Referred to by the transliterated Russian term muzhik, they appeared to belong to a separate nation.
Anna and Vronsky, by contrast, live in a world of iron--they dream of a muzhik who hammers iron, and crucial parts of their romance unfold on the railway (in Russian, zheleznaia doroga or "iron way").
The dread of an impending social catastrophe, which Tolstoy believed could be prevented by the elite's assimilation into a peasant's mode of being, shapes the theme of vengeance in the novel and finds its expression in the vision of the incongruous figure of the French-speaking and iron-wielding muzhik.
Rasputin was a paradoxical muzhik who will remain an epitome of intrigue in the annals of history.

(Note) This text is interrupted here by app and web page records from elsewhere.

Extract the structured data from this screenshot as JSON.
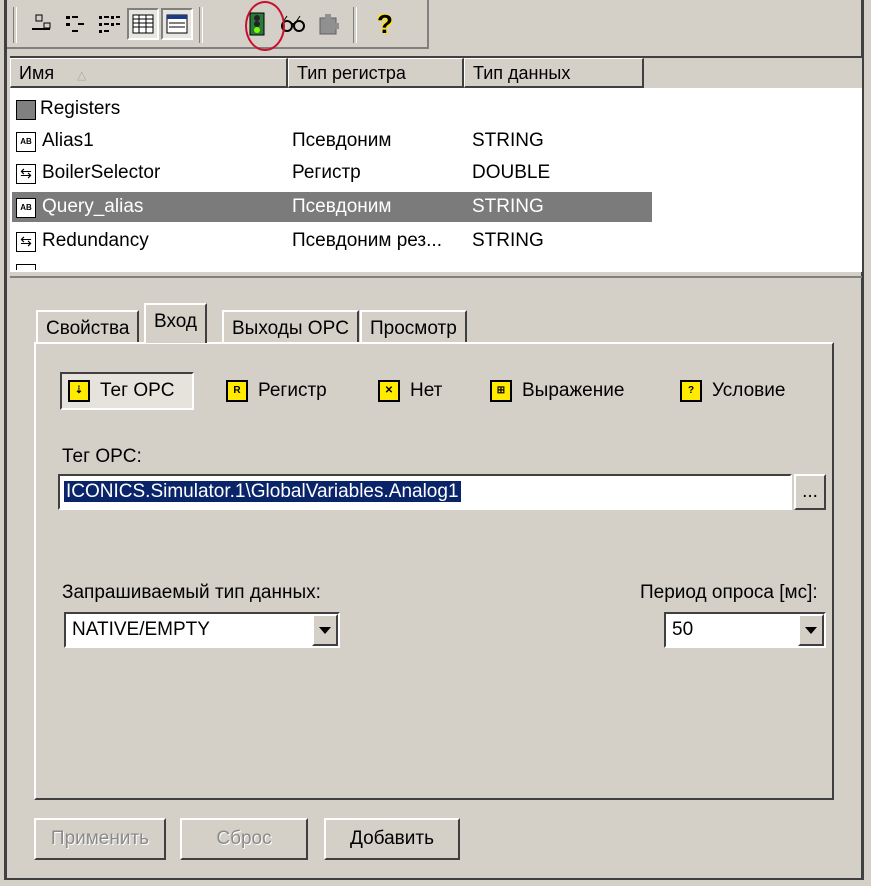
{
  "toolbar": {
    "buttons": [
      {
        "icon": "large-icons-view-icon"
      },
      {
        "icon": "small-icons-view-icon"
      },
      {
        "icon": "list-view-icon"
      },
      {
        "icon": "details-view-icon"
      },
      {
        "icon": "properties-view-icon"
      },
      {
        "icon": "traffic-light-icon"
      },
      {
        "icon": "glasses-icon"
      },
      {
        "icon": "puzzle-icon"
      },
      {
        "icon": "help-icon",
        "glyph": "?"
      }
    ]
  },
  "listview": {
    "columns": [
      "Имя",
      "Тип регистра",
      "Тип данных"
    ],
    "root": "Registers",
    "rows": [
      {
        "name": "Alias1",
        "type": "Псевдоним",
        "data_type": "STRING",
        "icon": "alias-icon",
        "icon_text": "AB"
      },
      {
        "name": "BoilerSelector",
        "type": "Регистр",
        "data_type": "DOUBLE",
        "icon": "register-icon",
        "icon_text": "⇆"
      },
      {
        "name": "Query_alias",
        "type": "Псевдоним",
        "data_type": "STRING",
        "icon": "alias-icon",
        "icon_text": "AB",
        "selected": true
      },
      {
        "name": "Redundancy",
        "type": "Псевдоним рез...",
        "data_type": "STRING",
        "icon": "register-icon",
        "icon_text": "⇆"
      }
    ]
  },
  "tabs": [
    "Свойства",
    "Вход",
    "Выходы OPC",
    "Просмотр"
  ],
  "input_modes": [
    {
      "label": "Тег OPC",
      "icon": "opc-tag-icon",
      "icon_text": "⇣"
    },
    {
      "label": "Регистр",
      "icon": "register-mode-icon",
      "icon_text": "R"
    },
    {
      "label": "Нет",
      "icon": "none-mode-icon",
      "icon_text": "✕"
    },
    {
      "label": "Выражение",
      "icon": "expression-icon",
      "icon_text": "⊞"
    },
    {
      "label": "Условие",
      "icon": "condition-icon",
      "icon_text": "?"
    }
  ],
  "opc_tag": {
    "label": "Тег OPC:",
    "value": "ICONICS.Simulator.1\\GlobalVariables.Analog1",
    "browse": "..."
  },
  "data_type": {
    "label": "Запрашиваемый тип данных:",
    "value": "NATIVE/EMPTY"
  },
  "poll_period": {
    "label": "Период опроса [мс]:",
    "value": "50"
  },
  "buttons": {
    "apply": "Применить",
    "reset": "Сброс",
    "add": "Добавить"
  },
  "colors": {
    "background": "#d4d0c8",
    "selection": "#7b7b7b",
    "text_selection": "#0a246a",
    "highlight_circle": "#c8102e"
  }
}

Dressed as a muzhik, he hears the jingle of a troika, and is witness to a heroic revolutionary act carried out by a "violently beautiful" Slavic woman "with dreadful black eyes and black hair" (369).
Trudovik writers objected to the Kadet view of the non-urban electorate as "backward," a reflection of a long-standing "intellectual" prejudice against the muzhik.
Thanks, Muzhik," the Cossack says, which I guess makes at least a little bit of sense since he's got the Russian accent and all.
Their consciousness is blocked from view for Oz's reader, just as was the consciousness of the Ukrainian muzhik in Shteinberg's story.
Stalin bided his time and hoarded his resentment of Trotsky like a muzhik counting his kopecks.
Starting out as an entirely authentic period piece--complete with a hilarious vodka-sodden debate about the existence of God between an atheist professor of Marxist-Leninism and a deeply religious village muzhik (redneck)--the film rapidly delves down into the darkness of communist Russia, with murder, rape, torture and a roomful of putrefying corpses awaiting viewers who manage to remain in their seats.